Tayan (2016) pointed out that, for many years, Wells Fargo has enjoyed a reputation for sound management; in fact, Wells Fargo emerged from the 2009 crisis with perhaps the best reputation of any of the major retail banks. Its image was that of a bank that had avoided many of the worst errors of other banks and had thrived on meaningful customer relations and focused sales efforts.
In startling contrast, a year after news of the scandal broke, new credit card applications in the fourth quarter of 2016 were down 43% and checking account openings fell by 40%. The public’s refusal to give its business to the bank is the surest indication that Wells Fargo had been compromised in the eyes of the public.
Wells Fargo stock left in the dust
In a statement to CNNMoney, Wells Fargo claimed to be focused on closely examining the company, fixing issues it found, and making things right for all of their stakeholders. The bank highlighted its progress by completing an exhaustive third-party review, revamping its sales goals, and reaching a $142 million class-action settlement with customers.
Still, Wells Fargo’s stumbles have left its stock price firmly behind those of its rivals. Although Wells Fargo has risen 16% since the scandal erupted four years ago, this increase pales in comparison to Citigroup’s 47% (C) and JPMorgan Chase’s 70% spikes (JPM) in the same timespan. Similarly, yet another rival, the Bank of America, (BAC) has nearly doubled its stock as well.
The two questions we must address while analyzing the Wells Fargo scandal
What was the driving force behind the decisions that caused the misstep?
How could a bank with such a well-established reputation have fallen into the trap of scandal? It is their excessive emphasis on cross-selling – for years, Wells has been known as a profit-making machine, based in part on its aggressive sales culture. You could draw a parallel to excessive homework leading to higher cheating rates. Branch managers and employess were encouraged to achieve sales quotas through financial incentives including 15 to 20 percent bonuses to their salary. The pressure to meet these sales goals subsumed the bank’s ethical culture.
What processes could have led to a better outcome?
Interestingly, the processes that led to the scandal were at odds with Wells Fargo’s
existing mission and ethical statements. According to Verschoor (2016) in his article “Lessons from the Wells Fargo scandal,” he postulates that had senior management been more involved with the employees required to discharge these sales goals, they might have caught on to and identified the problematic nature of the goals before they became a major problem.
The larger upsetting implications to the public

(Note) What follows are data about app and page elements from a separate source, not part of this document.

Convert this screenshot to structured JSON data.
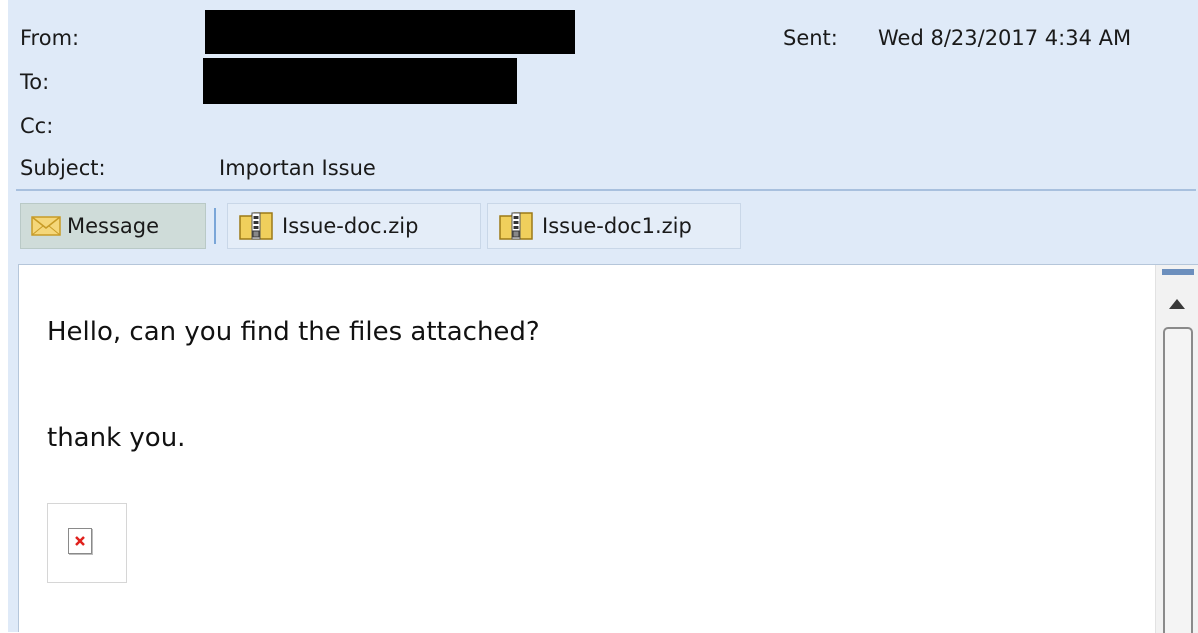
{
  "header": {
    "from_label": "From:",
    "to_label": "To:",
    "cc_label": "Cc:",
    "subject_label": "Subject:",
    "subject_value": "Importan Issue",
    "sent_label": "Sent:",
    "sent_value": "Wed 8/23/2017 4:34 AM"
  },
  "attachments": {
    "message_tab": "Message",
    "files": [
      "Issue-doc.zip",
      "Issue-doc1.zip"
    ]
  },
  "body": {
    "line1": "Hello, can you find the files attached?",
    "line2": "thank you."
  },
  "colors": {
    "header_bg": "#dfeaf8",
    "redaction": "#000000",
    "zip_folder": "#e8c24a",
    "broken_x": "#e0201c"
  },
  "icons": [
    "envelope-icon",
    "zip-folder-icon",
    "broken-image-icon",
    "scroll-up-arrow-icon"
  ]
}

The financial services industry is highly dependent on public perception of trustworthiness. For this reason, the scandal was far more damaging to Wells Fargo than it might have been to a business in another industry.
“As a bank customer … my reaction was one of horror. I never want to think about whether I have to trust this bank. I never want to go hunting for weird charges [on bank statements], ” said a Wells Fargo customer interviewed by Lisa Cook, a professor of economics at Michigan State University.
Although banks, like any other business, exist to make profits, they are also expected to be responsible stewards of depositors’ assets.
When it comes to attracting new customers from the millennial generation, Wells Fargo’s scandal could not be timed any worse. Millennials, already suspicious of traditional ideas surrounding banking, are doubly unlikely to entrust their money to an old-fashioned bank with a history of scandals such as Wells Fargo.